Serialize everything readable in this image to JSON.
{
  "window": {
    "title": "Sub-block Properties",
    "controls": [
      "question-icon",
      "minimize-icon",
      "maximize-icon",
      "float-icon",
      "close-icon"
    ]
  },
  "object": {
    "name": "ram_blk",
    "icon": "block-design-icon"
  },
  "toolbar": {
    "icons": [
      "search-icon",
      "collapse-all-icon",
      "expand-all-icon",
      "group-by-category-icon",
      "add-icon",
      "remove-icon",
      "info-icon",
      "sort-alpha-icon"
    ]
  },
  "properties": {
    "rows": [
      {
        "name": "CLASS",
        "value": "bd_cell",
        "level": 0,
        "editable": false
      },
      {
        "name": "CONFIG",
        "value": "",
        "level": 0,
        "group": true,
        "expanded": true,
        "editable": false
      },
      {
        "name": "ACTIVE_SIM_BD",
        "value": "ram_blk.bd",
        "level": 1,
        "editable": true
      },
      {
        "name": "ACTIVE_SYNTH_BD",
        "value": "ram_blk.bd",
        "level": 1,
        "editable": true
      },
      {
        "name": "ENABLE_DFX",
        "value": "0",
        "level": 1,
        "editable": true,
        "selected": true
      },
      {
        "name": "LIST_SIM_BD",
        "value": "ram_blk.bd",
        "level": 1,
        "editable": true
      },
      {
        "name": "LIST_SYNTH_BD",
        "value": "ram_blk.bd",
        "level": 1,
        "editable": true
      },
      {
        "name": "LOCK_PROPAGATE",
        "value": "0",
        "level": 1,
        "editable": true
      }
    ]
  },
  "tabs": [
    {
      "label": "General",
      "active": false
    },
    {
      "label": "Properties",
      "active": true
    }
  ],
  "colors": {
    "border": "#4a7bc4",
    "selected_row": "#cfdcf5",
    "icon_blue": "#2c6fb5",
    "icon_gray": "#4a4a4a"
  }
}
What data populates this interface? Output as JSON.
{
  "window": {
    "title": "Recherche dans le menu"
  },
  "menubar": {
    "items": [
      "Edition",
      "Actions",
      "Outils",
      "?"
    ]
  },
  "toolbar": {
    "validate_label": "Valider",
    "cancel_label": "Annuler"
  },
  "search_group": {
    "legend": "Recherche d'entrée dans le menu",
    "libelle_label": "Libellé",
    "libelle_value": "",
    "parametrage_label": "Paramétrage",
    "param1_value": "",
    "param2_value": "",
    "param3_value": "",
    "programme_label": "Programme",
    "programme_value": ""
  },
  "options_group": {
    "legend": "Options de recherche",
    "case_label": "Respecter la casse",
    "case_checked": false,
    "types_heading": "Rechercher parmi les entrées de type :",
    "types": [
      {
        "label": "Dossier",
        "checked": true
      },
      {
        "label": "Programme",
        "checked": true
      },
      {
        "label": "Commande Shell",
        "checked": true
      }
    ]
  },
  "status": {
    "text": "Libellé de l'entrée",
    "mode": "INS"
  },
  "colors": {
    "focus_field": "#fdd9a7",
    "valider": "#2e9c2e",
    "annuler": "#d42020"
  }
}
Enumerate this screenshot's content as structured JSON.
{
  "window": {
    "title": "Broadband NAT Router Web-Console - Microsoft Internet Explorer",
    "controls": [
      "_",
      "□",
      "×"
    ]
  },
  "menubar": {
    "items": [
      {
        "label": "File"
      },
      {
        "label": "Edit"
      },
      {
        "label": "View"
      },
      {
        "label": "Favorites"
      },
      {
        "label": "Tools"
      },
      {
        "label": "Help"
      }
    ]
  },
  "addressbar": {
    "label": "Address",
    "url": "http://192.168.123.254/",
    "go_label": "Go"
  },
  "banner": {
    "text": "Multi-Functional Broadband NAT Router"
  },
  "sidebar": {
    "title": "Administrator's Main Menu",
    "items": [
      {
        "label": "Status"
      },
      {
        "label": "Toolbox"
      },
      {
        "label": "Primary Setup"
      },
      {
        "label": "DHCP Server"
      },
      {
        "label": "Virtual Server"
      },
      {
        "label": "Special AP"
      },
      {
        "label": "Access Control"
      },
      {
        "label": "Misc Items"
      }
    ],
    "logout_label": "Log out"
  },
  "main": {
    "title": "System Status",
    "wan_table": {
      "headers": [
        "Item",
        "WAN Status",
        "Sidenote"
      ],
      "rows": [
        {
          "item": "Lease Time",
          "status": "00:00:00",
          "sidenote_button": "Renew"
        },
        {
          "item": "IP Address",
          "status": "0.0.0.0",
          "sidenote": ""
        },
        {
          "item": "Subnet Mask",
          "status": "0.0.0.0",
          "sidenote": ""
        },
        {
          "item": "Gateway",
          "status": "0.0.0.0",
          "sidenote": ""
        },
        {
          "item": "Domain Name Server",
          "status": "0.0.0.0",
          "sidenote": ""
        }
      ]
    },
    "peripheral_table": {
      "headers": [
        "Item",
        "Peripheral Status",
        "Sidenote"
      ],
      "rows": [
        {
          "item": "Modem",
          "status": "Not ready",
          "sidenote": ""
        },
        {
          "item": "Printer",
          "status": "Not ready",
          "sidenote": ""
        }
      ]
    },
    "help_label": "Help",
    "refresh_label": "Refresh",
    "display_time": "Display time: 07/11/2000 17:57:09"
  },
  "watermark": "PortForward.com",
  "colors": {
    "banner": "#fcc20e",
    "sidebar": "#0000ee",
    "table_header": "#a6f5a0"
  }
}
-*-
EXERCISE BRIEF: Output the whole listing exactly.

REPLY:
Serialize everything readable in this image to JSON.
{
  "window": {
    "title": "Sub-block Properties",
    "controls": [
      "question-icon",
      "minimize-icon",
      "maximize-icon",
      "float-icon",
      "close-icon"
    ]
  },
  "object": {
    "name": "ram_blk",
    "icon": "block-design-icon"
  },
  "toolbar": {
    "icons": [
      "search-icon",
      "collapse-all-icon",
      "expand-all-icon",
      "group-by-category-icon",
      "add-icon",
      "remove-icon",
      "info-icon",
      "sort-alpha-icon"
    ]
  },
  "properties": {
    "rows": [
      {
        "name": "CLASS",
        "value": "bd_cell",
        "level": 0,
        "editable": false
      },
      {
        "name": "CONFIG",
        "value": "",
        "level": 0,
        "group": true,
        "expanded": true,
        "editable": false
      },
      {
        "name": "ACTIVE_SIM_BD",
        "value": "ram_blk.bd",
        "level": 1,
        "editable": true
      },
      {
        "name": "ACTIVE_SYNTH_BD",
        "value": "ram_blk.bd",
        "level": 1,
        "editable": true
      },
      {
        "name": "ENABLE_DFX",
        "value": "0",
        "level": 1,
        "editable": true,
        "selected": true
      },
      {
        "name": "LIST_SIM_BD",
        "value": "ram_blk.bd",
        "level": 1,
        "editable": true
      },
      {
        "name": "LIST_SYNTH_BD",
        "value": "ram_blk.bd",
        "level": 1,
        "editable": true
      },
      {
        "name": "LOCK_PROPAGATE",
        "value": "0",
        "level": 1,
        "editable": true
      }
    ]
  },
  "tabs": [
    {
      "label": "General",
      "active": false
    },
    {
      "label": "Properties",
      "active": true
    }
  ],
  "colors": {
    "border": "#4a7bc4",
    "selected_row": "#cfdcf5",
    "icon_blue": "#2c6fb5",
    "icon_gray": "#4a4a4a"
  }
}
What data populates this interface? Output as JSON.
{
  "window": {
    "title": "Recherche dans le menu"
  },
  "menubar": {
    "items": [
      "Edition",
      "Actions",
      "Outils",
      "?"
    ]
  },
  "toolbar": {
    "validate_label": "Valider",
    "cancel_label": "Annuler"
  },
  "search_group": {
    "legend": "Recherche d'entrée dans le menu",
    "libelle_label": "Libellé",
    "libelle_value": "",
    "parametrage_label": "Paramétrage",
    "param1_value": "",
    "param2_value": "",
    "param3_value": "",
    "programme_label": "Programme",
    "programme_value": ""
  },
  "options_group": {
    "legend": "Options de recherche",
    "case_label": "Respecter la casse",
    "case_checked": false,
    "types_heading": "Rechercher parmi les entrées de type :",
    "types": [
      {
        "label": "Dossier",
        "checked": true
      },
      {
        "label": "Programme",
        "checked": true
      },
      {
        "label": "Commande Shell",
        "checked": true
      }
    ]
  },
  "status": {
    "text": "Libellé de l'entrée",
    "mode": "INS"
  },
  "colors": {
    "focus_field": "#fdd9a7",
    "valider": "#2e9c2e",
    "annuler": "#d42020"
  }
}
Enumerate this screenshot's content as structured JSON.
{
  "window": {
    "title": "Broadband NAT Router Web-Console - Microsoft Internet Explorer",
    "controls": [
      "_",
      "□",
      "×"
    ]
  },
  "menubar": {
    "items": [
      {
        "label": "File"
      },
      {
        "label": "Edit"
      },
      {
        "label": "View"
      },
      {
        "label": "Favorites"
      },
      {
        "label": "Tools"
      },
      {
        "label": "Help"
      }
    ]
  },
  "addressbar": {
    "label": "Address",
    "url": "http://192.168.123.254/",
    "go_label": "Go"
  },
  "banner": {
    "text": "Multi-Functional Broadband NAT Router"
  },
  "sidebar": {
    "title": "Administrator's Main Menu",
    "items": [
      {
        "label": "Status"
      },
      {
        "label": "Toolbox"
      },
      {
        "label": "Primary Setup"
      },
      {
        "label": "DHCP Server"
      },
      {
        "label": "Virtual Server"
      },
      {
        "label": "Special AP"
      },
      {
        "label": "Access Control"
      },
      {
        "label": "Misc Items"
      }
    ],
    "logout_label": "Log out"
  },
  "main": {
    "title": "System Status",
    "wan_table": {
      "headers": [
        "Item",
        "WAN Status",
        "Sidenote"
      ],
      "rows": [
        {
          "item": "Lease Time",
          "status": "00:00:00",
          "sidenote_button": "Renew"
        },
        {
          "item": "IP Address",
          "status": "0.0.0.0",
          "sidenote": ""
        },
        {
          "item": "Subnet Mask",
          "status": "0.0.0.0",
          "sidenote": ""
        },
        {
          "item": "Gateway",
          "status": "0.0.0.0",
          "sidenote": ""
        },
        {
          "item": "Domain Name Server",
          "status": "0.0.0.0",
          "sidenote": ""
        }
      ]
    },
    "peripheral_table": {
      "headers": [
        "Item",
        "Peripheral Status",
        "Sidenote"
      ],
      "rows": [
        {
          "item": "Modem",
          "status": "Not ready",
          "sidenote": ""
        },
        {
          "item": "Printer",
          "status": "Not ready",
          "sidenote": ""
        }
      ]
    },
    "help_label": "Help",
    "refresh_label": "Refresh",
    "display_time": "Display time: 07/11/2000 17:57:09"
  },
  "watermark": "PortForward.com",
  "colors": {
    "banner": "#fcc20e",
    "sidebar": "#0000ee",
    "table_header": "#a6f5a0"
  }
}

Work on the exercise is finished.